It's kind of the Wild West out there with this testing, and I'm not an expert on this. I don't know what 23andMe versus Ancestry, are testing for. I think there certainly is a lot of opportunity and room for innovation in this space. And I think it's great that researchers are trying to look at ways to break down barriers to access to testing. This is extremely important, especially given the potential upside, and the benefit to people in terms of access to testing, but I think that there's probably some ways of doing it are better than others. And you know, this is being studied. Something that OCRA is being been involved with is a large study that's looked at making genetic testing more accessible. There is a big clinical trial called the Magenta Trial. We are going to cover this at our conference at the end of September all about the trial, and looking at how we can use more innovative methods of genetic testing and counseling to help people access it but access it in a way that doesn't cause undue stress and confusion. And some of that involves just making sure that people either have access to genetic counseling remotely, prior to or after testing, or just access to information. What concerns me is just what Audra said. Getting genetic testing may feel like not a big deal until you get a positive result. And then all of a sudden, you have this information, and you have to try to figure out what to do with it. It's not an easy thing to navigate. It's not something that we should approach to a cavalier manner, but something that people really need to educate themselves about. If at all possible, seek out a genetic counselor first, and if you're not a good candidate for genetic testing, your genetic counselor will tell you. They're not in the business of selling tests. They are in the business of helping you understand the potential benefits and risks to genetic testing.
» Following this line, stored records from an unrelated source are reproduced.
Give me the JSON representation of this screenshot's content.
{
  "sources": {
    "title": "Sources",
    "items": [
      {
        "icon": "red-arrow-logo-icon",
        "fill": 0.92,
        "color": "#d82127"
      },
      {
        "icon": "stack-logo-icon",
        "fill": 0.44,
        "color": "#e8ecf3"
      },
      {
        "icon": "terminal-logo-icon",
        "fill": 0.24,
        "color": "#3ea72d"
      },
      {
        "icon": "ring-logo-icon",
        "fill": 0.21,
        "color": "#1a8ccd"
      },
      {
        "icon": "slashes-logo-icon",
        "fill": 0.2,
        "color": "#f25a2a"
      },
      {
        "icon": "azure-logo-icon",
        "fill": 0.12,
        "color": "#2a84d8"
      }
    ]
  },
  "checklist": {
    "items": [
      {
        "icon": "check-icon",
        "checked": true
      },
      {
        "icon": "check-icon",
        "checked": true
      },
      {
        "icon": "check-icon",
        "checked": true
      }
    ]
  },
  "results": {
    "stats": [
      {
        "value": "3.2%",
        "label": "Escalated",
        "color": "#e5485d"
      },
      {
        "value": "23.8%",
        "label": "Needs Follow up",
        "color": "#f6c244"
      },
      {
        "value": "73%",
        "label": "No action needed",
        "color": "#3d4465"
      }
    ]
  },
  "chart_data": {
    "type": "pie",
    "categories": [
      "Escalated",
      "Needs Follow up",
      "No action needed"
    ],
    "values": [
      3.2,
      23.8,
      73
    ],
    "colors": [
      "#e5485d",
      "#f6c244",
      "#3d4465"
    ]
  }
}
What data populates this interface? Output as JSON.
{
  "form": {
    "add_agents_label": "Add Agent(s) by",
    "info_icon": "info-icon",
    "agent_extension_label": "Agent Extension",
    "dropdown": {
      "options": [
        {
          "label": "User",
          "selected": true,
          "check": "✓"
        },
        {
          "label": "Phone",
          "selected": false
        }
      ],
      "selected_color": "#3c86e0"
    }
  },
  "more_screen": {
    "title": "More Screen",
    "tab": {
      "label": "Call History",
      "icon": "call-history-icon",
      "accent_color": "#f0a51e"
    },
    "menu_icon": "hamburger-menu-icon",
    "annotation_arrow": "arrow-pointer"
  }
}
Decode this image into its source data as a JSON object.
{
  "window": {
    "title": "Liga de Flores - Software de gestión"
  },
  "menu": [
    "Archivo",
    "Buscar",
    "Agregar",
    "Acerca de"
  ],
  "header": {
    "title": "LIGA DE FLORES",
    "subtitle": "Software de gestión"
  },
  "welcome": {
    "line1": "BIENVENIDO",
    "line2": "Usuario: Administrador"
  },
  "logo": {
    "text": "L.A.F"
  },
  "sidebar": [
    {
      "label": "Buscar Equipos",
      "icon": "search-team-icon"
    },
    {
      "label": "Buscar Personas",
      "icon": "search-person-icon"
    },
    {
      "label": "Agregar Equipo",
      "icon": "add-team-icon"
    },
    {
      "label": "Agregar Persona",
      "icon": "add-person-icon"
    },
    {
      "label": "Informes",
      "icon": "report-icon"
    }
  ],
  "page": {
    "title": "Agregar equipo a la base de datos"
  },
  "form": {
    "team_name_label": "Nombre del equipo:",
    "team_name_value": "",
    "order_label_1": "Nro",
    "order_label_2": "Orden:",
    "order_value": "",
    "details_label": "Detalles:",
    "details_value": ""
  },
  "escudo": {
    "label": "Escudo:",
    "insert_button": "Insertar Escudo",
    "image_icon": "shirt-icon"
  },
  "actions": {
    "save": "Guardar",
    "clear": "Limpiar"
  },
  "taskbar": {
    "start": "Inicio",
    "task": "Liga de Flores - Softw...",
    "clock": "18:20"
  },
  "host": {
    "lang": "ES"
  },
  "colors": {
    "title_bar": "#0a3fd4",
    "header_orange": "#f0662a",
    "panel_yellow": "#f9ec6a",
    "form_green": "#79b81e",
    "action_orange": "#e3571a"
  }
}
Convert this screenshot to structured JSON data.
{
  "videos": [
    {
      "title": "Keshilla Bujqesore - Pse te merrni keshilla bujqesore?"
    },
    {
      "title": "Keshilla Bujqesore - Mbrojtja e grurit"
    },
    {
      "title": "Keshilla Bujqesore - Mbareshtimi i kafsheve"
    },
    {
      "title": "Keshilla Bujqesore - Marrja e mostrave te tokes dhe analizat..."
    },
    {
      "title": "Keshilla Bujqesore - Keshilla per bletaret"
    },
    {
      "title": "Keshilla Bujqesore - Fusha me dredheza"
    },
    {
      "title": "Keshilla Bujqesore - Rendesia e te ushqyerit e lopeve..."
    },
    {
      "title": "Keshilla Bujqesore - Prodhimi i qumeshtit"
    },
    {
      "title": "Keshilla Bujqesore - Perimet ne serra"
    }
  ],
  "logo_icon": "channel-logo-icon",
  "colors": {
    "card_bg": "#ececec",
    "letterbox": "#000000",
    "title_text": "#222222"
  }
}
Georgie Kovacs 28:34
I'll tell you the three next things I wanted to talk about, I'll list it because they could all have something to do with one another. 1) I believe when I had my laparoscopic surgery for endometriosis, they did go in and look for possible ovarian cancer because I've anecdotally heard about the risk if you have endo. 2) I seem to recall from that college conversation about HPV and ovarian cancer, so either I misremembered it, or it was correct what I remembered. I'd love for you to validate or invalidate that. 3) The last is related to fertility medications. I've read both that there is a link and then I've seen that there isn't. I want to bring this up because there's a rise in the use of fertility meds with egg freezing. So it's not just those who are struggling with fertility, but those who are doing fertility preservation.
Georgie Kovacs 29:58
Can you help like either validate or say those are myths?
Sarah Defeo 30:12
Well, I think we can say with HPV, to my knowledge, there is no link between HPV and ovarian cancer. The link is with HPV and cervical cancer. That's what the pap smear is looking for. It's looking for abnormal cells.
Georgie Kovacs 31:23
I seem to recall that there's an association between endometriosis and ovarian cancer. I know when I had my laparoscopic surgery, it seems like they were checking to make sure I did not have ovarian cancer. I'd love to know more about that.
Sarah Defeo 31:45
Yes, you're right.